The shrine at the top of Phnom Aural

The Descent

We begin our descent now back down to High Camp where we left the main pack for the final ascent. The biggest downside of being tall in the jungle is managing to find every single spider web with my face. How I’m avoiding the actual spiders is beyond me but I’ve managed to take out about 30 webs now. The descent is nice and about 3x as quick as the ascent so it only takes about 45 minutes to get back to High Camp.

I don’t want to stop as I’ve explained earlier. Every minute sitting down sweating is a minute of wasted water. Our guide however speaks about 4 words of English and has no idea what I’m saying, so I accept the rice he offers me and so does Joey. Joey in particular is pretty famished and needs some food. He lets us each take a shot of Redbull that he keeps in a plastic bottle and then we begin the final descent.
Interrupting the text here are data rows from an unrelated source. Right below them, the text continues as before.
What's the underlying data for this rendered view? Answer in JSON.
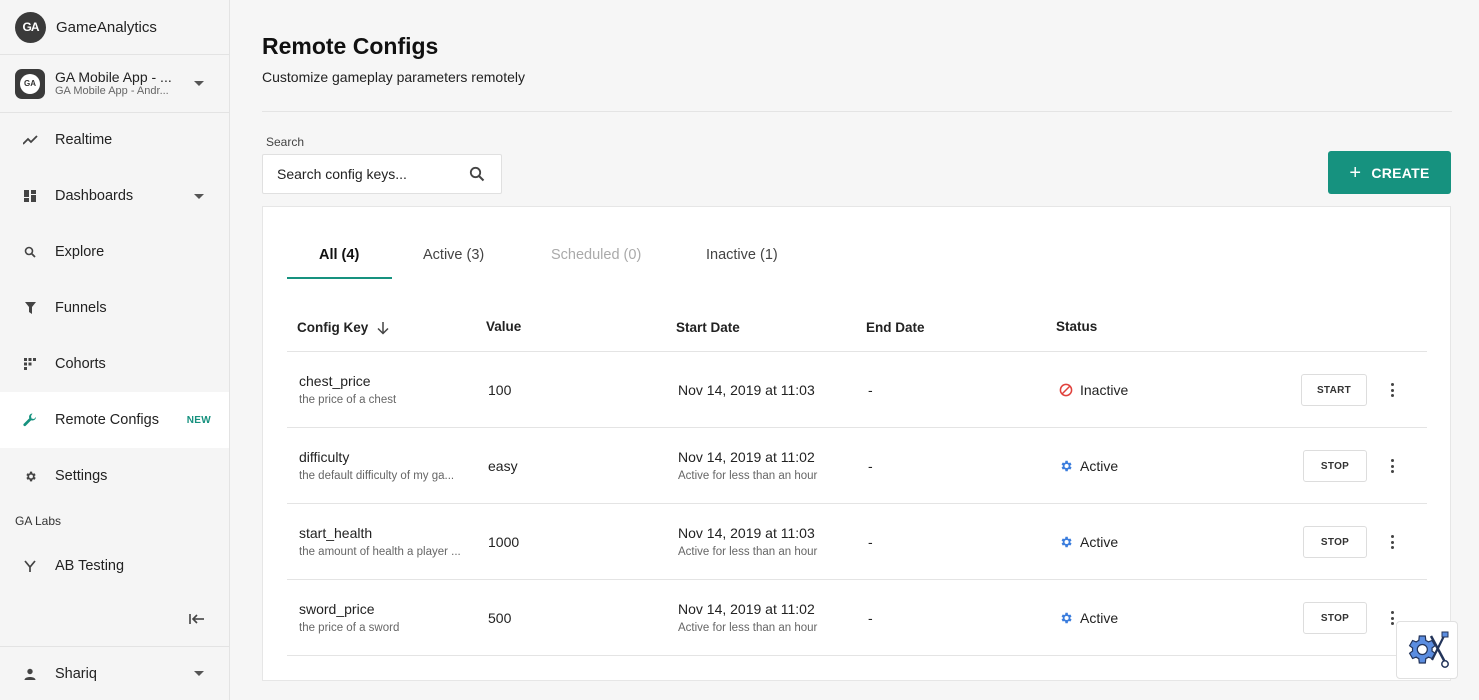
{
  "brand": {
    "name": "GameAnalytics",
    "logo_text": "GA"
  },
  "game": {
    "title": "GA Mobile App - ...",
    "subtitle": "GA Mobile App - Andr...",
    "icon_text": "GA"
  },
  "nav": {
    "realtime": "Realtime",
    "dashboards": "Dashboards",
    "explore": "Explore",
    "funnels": "Funnels",
    "cohorts": "Cohorts",
    "remote_configs": "Remote Configs",
    "remote_configs_badge": "NEW",
    "settings": "Settings",
    "labs_section": "GA Labs",
    "ab_testing": "AB Testing"
  },
  "user": {
    "name": "Shariq"
  },
  "page": {
    "title": "Remote Configs",
    "subtitle": "Customize gameplay parameters remotely"
  },
  "search": {
    "label": "Search",
    "placeholder": "Search config keys..."
  },
  "create_label": "CREATE",
  "tabs": [
    {
      "label": "All (4)",
      "selected": true
    },
    {
      "label": "Active (3)"
    },
    {
      "label": "Scheduled (0)",
      "disabled": true
    },
    {
      "label": "Inactive (1)"
    }
  ],
  "table": {
    "headers": {
      "config_key": "Config Key",
      "value": "Value",
      "start_date": "Start Date",
      "end_date": "End Date",
      "status": "Status"
    },
    "rows": [
      {
        "key": "chest_price",
        "desc": "the price of a chest",
        "value": "100",
        "start": "Nov 14, 2019 at 11:03",
        "start_sub": "",
        "end": "-",
        "status": "Inactive",
        "action": "START"
      },
      {
        "key": "difficulty",
        "desc": "the default difficulty of my ga...",
        "value": "easy",
        "start": "Nov 14, 2019 at 11:02",
        "start_sub": "Active for less than an hour",
        "end": "-",
        "status": "Active",
        "action": "STOP"
      },
      {
        "key": "start_health",
        "desc": "the amount of health a player ...",
        "value": "1000",
        "start": "Nov 14, 2019 at 11:03",
        "start_sub": "Active for less than an hour",
        "end": "-",
        "status": "Active",
        "action": "STOP"
      },
      {
        "key": "sword_price",
        "desc": "the price of a sword",
        "value": "500",
        "start": "Nov 14, 2019 at 11:02",
        "start_sub": "Active for less than an hour",
        "end": "-",
        "status": "Active",
        "action": "STOP"
      }
    ]
  },
  "colors": {
    "accent": "#16927f",
    "inactive": "#e0413c",
    "active": "#3b7ddd"
  },
  "icons": {
    "realtime": "trend-line-icon",
    "dashboards": "grid-icon",
    "explore": "magnifier-icon",
    "funnels": "funnel-icon",
    "cohorts": "dots-grid-icon",
    "remote_configs": "wrench-icon",
    "settings": "gear-icon",
    "ab_testing": "fork-icon",
    "user": "person-icon"
  }
}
We now have a quarter of a liter of water between the two of us and are only taking a quick swig at every other stop. My biggest concern at this point is not just getting to the bottom, but the 6 miles across swampy and brutally hot terrain. The chances of once of us having heat exhaustion is very high in these conditions. We stop and I ask the guide if it is possible to have motorbikes meet us at the base of the mountain. He happily says yes but for a fee of course. At this point I care more about water than a few bucks so I agree. The guide pulls his cellphone out to make the call. It’s dead.

We sit there for 20 minutes as the guide tries to figure out how his satellite phone works. He’s finally got it figured out but after three phone calls he still says no good on the bikes. Finally after the fourth he says we have bikes locked on and we can move. It takes us about two hours to get to Camp 1 from High Camp because the guide is moving at the speed of a turtle trying to walk across peanut butter, and he wants to stop and play with his satellite phone every 300 meters. It is quite frustrating but there’s not much I can do.
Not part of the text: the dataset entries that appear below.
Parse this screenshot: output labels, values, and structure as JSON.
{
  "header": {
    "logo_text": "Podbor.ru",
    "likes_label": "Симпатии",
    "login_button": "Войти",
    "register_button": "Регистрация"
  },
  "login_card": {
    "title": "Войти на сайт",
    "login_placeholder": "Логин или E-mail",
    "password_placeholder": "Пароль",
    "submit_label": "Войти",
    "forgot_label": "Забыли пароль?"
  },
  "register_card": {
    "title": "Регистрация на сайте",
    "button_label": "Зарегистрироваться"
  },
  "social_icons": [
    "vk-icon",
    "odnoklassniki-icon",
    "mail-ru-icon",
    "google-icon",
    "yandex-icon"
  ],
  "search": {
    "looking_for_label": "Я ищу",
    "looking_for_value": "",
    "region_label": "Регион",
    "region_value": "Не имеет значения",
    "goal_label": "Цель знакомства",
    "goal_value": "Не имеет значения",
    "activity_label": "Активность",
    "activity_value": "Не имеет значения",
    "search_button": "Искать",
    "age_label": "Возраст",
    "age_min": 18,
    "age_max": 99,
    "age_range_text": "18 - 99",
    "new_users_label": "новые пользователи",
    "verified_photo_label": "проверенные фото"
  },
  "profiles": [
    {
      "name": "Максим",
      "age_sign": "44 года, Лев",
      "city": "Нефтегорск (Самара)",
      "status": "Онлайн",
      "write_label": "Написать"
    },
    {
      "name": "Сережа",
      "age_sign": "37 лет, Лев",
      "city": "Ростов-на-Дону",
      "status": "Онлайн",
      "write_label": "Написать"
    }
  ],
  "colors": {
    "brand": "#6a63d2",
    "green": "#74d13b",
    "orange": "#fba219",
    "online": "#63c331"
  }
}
At Camp 1 we take our last swig of water. We are severely dehydrated at this point so I go to the creek and pour cold water all over my head, neck, and wrists to give my body a break from sweating and we push on. I’m really hoping the bikes come because we’re already in bad shape. We walk down the gradual slope listening to the rushing river below and wish we could just plunge ourselves into it. We come across a clear, fast moving stream straight off the mountain and decide to each take just a couple handfuls of it. It tastes amazing.

The Ride Out
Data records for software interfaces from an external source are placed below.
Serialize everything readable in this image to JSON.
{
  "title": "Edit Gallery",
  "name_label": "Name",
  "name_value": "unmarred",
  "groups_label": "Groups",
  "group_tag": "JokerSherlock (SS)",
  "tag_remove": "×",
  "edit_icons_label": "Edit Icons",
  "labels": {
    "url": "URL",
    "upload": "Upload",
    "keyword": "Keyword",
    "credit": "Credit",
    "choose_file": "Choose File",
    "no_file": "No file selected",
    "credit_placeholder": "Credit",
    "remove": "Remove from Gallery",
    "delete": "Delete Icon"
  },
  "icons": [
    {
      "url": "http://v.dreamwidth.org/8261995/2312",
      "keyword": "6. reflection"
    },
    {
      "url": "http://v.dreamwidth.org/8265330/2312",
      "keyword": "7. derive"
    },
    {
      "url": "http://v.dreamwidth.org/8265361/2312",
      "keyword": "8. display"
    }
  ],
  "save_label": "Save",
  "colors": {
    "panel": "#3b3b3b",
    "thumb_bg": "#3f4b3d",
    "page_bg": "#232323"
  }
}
Motorbike ride back to the villages

Finally… the guide says to stop and within a minute I can hear the motorbikes in the distance approaching. Sure enough 3 motorbikes pull up. We get on the back and we’re off on a sketchy 6 mile ride through mud, streams, and tall grass. They still won’t let us stop for water yet because we owe the head guide the second half of the 70 dollars we agreed upon. That was aggravating but they agreed to take us the remaining 10 miles to the paved road where the taxi is waiting on us. We finally convince them to stop in Srae Kan 2 at a small shop for water. We each down two of them without so much as a breath between them. Water has never tasted so good.


Joey is a West Virginian native who enjoys traveling and exploring the unknown. He has a passion for producing videos and photos along the way so he can share his travel experiences with others.

1 Comment

  1. Reminds me of my seriously shoestring version of the same trek in 2008. I must have been incredibly lucky to stumble upon the only Cambodian (a farmer) living out there to not only speak English but be completely fluent, having (bizarrely) worked in Washington DC for several years! And he was kind enough to accompany me up the mountain for free. Which was lucky as I was attempting it solo with no guide or map when we met!

Write A Comment